Today, we’re hearing a vocal minority attempting to redefine the family unit without knowing or assessing what future complications and consequences might be – legally or societally. Recognised historically, as is woven throughout our legal system, is the understanding that a loving and responsible father and mother together provide the best environment for a stable, nurturing home for the next generation; it also provides that children have a right to life, a right to be protected, as well as a right to know who their biological father and mother are, and benefit from that nurture. Traditional marriage preserves the family, and therefore society. Unions such as homosexuality and those generally outside of marriage contribute to higher than normal rates of depression, dysfunction and suicide.
In terms of definition, there’s a big chasm between love and lust. It is here that society seems to have blurred the lines. Genuine love leads to covenant, lifelong union between a man and a woman, and that this nurture is extended to the children which in turn benefits society as a whole. Lust, as a base desire, is a powerful and dangerous agent, parading as love but seeking unhealthy sexual fulfilment as it chooses. Lust is not love. It’s an aberration. It may parade as virtue. But it isn’t love – not historically, legally or morally. Lust is, in fact, a lack of self-control, and if not remediated, can be also diagnosed as yet another type of mental illness.
This definition of marriage is one of foundational challenges that society faces today. A minority is actively and avidly working to erase history’s virtues and bastions. One of them is traditional marriage. Of course, traditional marriage is strongly upheld within the faith community. Ordained thousands of years ago, the virtue of traditional marriage has proven its value. Sadly, the assault today on traditional marriage is accompanied by efforts to remove it from its past faith history, and repaint it within the context of a purely secularist and evolutionary-modelled society.
Another example of this might help. We no longer count the years as from AD, a Latin term meaning “Year of our Lord” (a reference to Christ’s birth), in recent times having subtly changed AD for CE (meaning “Common Era”). Why the change? Perhaps there is an assault on faith history! Another example: Today we call babies in utero as “foetuses or embryos” which seem to be an additional attempt to further dehumanise them, and thus giving abortion greater legitimacy. Thus, family and faith values seem to have been progressively eroded in more ways than one.
Western society, it seems, is progressively stripping away traditional and historical connections with the past, especially faith-oriented belief, in an overt but sometimes subtle attempt to promote its new, moral-less agenda.
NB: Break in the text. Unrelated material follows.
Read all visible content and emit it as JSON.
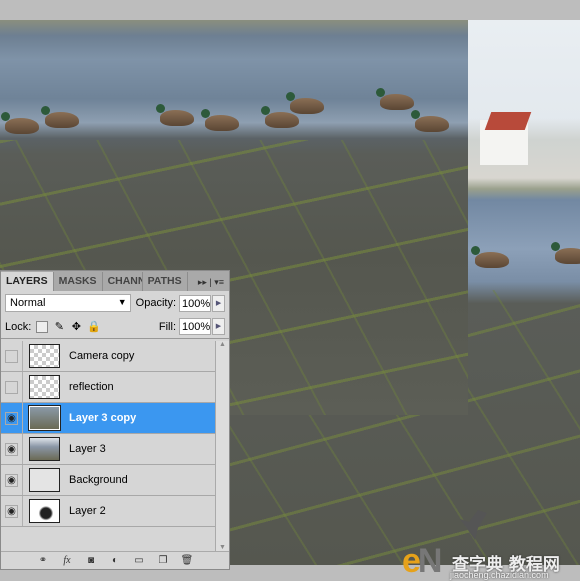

Changes to legislation are sometimes slow and subtle, other times vocal and condescending, but either way progressively swaying the morality and opinion of greater numbers of people.
Yet the fact remains that lust and uncontrolled desire is not love. It has no place in marriage. It has no place in relationships. It has no place in society. For some it is an illness; for others it is a deliberate obsession and perversion.
Concerned people of faith, parents and grandparents, need to know with certainty the legacy they’re leaving the next generation. Perhaps it’s time to not only voice genuine concern for the brokenness of society, but be also able to articulate their position and reason as to why a belief in traditional family values and traditional marriage as modelled over thousands of years, is the only way forward.